> I suggest that treating the UUID as anything other than a unique > random value is a mistake. There should be no assumptions by users > with regard to how the order is displayed.

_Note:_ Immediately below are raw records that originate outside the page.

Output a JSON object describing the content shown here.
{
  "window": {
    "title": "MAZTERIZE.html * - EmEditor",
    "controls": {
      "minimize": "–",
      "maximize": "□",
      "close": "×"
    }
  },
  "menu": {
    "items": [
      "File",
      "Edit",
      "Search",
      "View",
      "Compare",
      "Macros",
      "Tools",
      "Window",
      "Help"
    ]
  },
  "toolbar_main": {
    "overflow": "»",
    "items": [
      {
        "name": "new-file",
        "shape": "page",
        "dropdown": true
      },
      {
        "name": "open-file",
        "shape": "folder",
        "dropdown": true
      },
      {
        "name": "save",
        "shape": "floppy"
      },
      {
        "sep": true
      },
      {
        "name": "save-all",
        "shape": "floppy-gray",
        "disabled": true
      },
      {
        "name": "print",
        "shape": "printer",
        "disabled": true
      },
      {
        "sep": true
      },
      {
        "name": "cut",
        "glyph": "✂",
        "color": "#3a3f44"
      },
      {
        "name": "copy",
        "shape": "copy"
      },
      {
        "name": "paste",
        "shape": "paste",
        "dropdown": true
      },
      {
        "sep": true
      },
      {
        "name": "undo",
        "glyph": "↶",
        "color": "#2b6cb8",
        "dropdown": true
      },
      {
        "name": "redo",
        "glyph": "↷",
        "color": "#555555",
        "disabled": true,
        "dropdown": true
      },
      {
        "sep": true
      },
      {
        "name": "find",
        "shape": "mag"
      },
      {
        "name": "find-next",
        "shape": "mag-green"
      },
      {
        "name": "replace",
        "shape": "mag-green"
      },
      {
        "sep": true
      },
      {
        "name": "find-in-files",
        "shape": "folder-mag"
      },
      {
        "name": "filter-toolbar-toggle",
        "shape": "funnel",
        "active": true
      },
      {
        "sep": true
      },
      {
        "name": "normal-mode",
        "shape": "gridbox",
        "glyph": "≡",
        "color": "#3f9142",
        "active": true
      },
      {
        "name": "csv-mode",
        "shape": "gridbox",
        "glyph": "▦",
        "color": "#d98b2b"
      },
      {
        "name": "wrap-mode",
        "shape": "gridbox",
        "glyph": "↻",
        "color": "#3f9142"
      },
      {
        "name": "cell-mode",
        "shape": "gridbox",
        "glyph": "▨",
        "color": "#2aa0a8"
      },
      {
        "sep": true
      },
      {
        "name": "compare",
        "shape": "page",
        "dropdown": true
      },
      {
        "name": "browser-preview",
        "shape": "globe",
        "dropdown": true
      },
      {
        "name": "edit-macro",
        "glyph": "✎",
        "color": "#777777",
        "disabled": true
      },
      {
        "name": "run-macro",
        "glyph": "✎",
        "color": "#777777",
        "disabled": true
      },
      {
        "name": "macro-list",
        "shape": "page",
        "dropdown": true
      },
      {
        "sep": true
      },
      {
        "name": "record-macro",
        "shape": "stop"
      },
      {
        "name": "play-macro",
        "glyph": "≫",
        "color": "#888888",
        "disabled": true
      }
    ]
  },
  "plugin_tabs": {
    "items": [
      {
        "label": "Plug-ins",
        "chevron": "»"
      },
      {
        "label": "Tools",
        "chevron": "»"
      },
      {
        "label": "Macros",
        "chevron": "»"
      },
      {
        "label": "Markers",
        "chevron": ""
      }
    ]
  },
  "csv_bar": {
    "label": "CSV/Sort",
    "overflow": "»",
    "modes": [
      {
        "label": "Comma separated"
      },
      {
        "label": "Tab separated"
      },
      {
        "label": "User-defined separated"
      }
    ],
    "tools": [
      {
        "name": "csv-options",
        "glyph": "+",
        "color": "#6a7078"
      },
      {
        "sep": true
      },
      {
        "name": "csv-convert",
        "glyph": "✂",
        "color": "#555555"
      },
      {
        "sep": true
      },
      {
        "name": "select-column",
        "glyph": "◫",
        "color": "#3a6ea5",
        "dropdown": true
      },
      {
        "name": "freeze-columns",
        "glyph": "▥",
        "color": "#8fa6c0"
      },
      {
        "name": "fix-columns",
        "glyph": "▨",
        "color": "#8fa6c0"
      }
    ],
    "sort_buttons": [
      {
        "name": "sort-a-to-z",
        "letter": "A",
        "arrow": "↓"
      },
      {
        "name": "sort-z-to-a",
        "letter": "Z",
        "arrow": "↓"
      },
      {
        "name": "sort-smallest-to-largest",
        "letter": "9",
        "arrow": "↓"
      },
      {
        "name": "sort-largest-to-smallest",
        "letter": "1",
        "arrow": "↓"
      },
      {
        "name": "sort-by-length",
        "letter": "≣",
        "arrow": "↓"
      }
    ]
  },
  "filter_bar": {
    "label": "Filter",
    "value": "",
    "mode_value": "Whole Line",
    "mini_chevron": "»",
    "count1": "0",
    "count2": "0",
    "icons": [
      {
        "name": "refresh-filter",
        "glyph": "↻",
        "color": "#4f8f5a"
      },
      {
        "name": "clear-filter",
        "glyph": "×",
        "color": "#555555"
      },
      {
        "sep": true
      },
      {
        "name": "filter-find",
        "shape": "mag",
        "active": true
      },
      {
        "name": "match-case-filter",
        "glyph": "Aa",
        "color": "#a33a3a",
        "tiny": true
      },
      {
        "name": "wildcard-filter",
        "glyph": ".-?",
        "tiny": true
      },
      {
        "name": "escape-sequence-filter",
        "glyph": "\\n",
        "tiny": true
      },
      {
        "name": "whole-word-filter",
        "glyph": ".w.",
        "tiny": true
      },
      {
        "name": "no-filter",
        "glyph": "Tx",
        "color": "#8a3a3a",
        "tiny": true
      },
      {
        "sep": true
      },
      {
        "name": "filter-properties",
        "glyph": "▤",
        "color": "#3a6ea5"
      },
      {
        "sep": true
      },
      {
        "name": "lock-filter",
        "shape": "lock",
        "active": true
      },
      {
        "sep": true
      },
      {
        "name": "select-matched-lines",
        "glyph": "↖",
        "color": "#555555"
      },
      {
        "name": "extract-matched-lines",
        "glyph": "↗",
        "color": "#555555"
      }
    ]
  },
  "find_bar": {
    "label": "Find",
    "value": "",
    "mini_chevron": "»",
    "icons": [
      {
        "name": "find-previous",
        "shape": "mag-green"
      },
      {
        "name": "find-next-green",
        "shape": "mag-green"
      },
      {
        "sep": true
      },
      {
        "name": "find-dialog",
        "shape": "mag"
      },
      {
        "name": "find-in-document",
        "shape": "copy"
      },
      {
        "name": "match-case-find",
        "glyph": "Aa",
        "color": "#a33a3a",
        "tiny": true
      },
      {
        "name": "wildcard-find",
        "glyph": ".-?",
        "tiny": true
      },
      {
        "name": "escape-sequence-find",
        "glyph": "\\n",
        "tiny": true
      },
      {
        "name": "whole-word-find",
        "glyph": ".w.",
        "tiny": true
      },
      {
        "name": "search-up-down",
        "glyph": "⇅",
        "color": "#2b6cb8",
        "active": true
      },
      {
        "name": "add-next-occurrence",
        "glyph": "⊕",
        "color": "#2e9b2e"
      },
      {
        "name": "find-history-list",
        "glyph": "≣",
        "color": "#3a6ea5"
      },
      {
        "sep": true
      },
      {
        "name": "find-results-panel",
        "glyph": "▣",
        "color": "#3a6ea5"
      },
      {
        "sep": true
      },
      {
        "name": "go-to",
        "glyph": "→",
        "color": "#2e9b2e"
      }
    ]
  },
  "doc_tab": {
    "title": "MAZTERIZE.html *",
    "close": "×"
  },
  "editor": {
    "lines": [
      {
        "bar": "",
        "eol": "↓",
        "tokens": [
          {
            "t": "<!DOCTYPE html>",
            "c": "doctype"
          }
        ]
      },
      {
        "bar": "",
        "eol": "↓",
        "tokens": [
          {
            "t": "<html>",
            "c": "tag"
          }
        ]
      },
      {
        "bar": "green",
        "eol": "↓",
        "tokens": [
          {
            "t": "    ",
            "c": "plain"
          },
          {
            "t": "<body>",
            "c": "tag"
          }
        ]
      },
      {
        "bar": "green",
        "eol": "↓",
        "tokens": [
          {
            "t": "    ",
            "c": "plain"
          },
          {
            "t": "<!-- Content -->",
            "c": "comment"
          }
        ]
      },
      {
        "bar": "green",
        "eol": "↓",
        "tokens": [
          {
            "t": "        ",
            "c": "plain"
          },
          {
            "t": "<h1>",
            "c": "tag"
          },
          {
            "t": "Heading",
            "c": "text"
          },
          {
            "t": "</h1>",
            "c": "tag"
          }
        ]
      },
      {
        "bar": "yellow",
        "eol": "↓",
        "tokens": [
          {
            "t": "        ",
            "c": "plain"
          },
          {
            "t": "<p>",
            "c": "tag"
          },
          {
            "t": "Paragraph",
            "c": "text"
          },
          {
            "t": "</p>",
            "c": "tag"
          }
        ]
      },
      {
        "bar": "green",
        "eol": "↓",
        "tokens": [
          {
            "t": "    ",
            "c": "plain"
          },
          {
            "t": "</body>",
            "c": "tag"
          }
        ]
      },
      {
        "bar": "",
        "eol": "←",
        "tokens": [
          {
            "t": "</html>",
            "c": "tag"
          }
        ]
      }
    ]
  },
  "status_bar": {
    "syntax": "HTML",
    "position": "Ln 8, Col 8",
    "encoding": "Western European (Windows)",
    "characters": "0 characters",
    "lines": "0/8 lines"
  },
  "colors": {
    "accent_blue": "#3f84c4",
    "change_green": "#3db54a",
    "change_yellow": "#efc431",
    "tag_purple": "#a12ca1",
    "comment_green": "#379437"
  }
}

You can always use random UUIDs -- that's a choice in UUID generation. When dealing with random UUIDs you also (by the very nature of them being random) would never order by column as it just doesn't make sense. Nothing changes as long as you generate random UUIDs. Also, treating UUIDs as time based is completely valid -- that is the point of version 1 UUIDs. They have quite a few advantages over random UUIDs. > Also, as UUID generation > based on time is always in sequence, it seems to me that sorting by > UUID time would have the effect of inserts always being to the end of > the index. While this might pack tightly, wouldn't this hurt > concurrency? Random access vs sequential performance. For UUID, I > would value random access before sequential performance. Why would > anybody scan UUID through the index in "sequential" order? > Ordering random UUIDs as if they were time-based will still result in random access on the b-tree, so again luckily this just relies on how you generate the UUIDs not how you order them. So far this ordering method seems to satisfy both needs, but my performance analysis will reveal more. -- Robert ---------------------------(end of broadcast)--------------------------- TIP 7: You can help support the PostgreSQL project by donating at http://www.postgresql.org/about/donate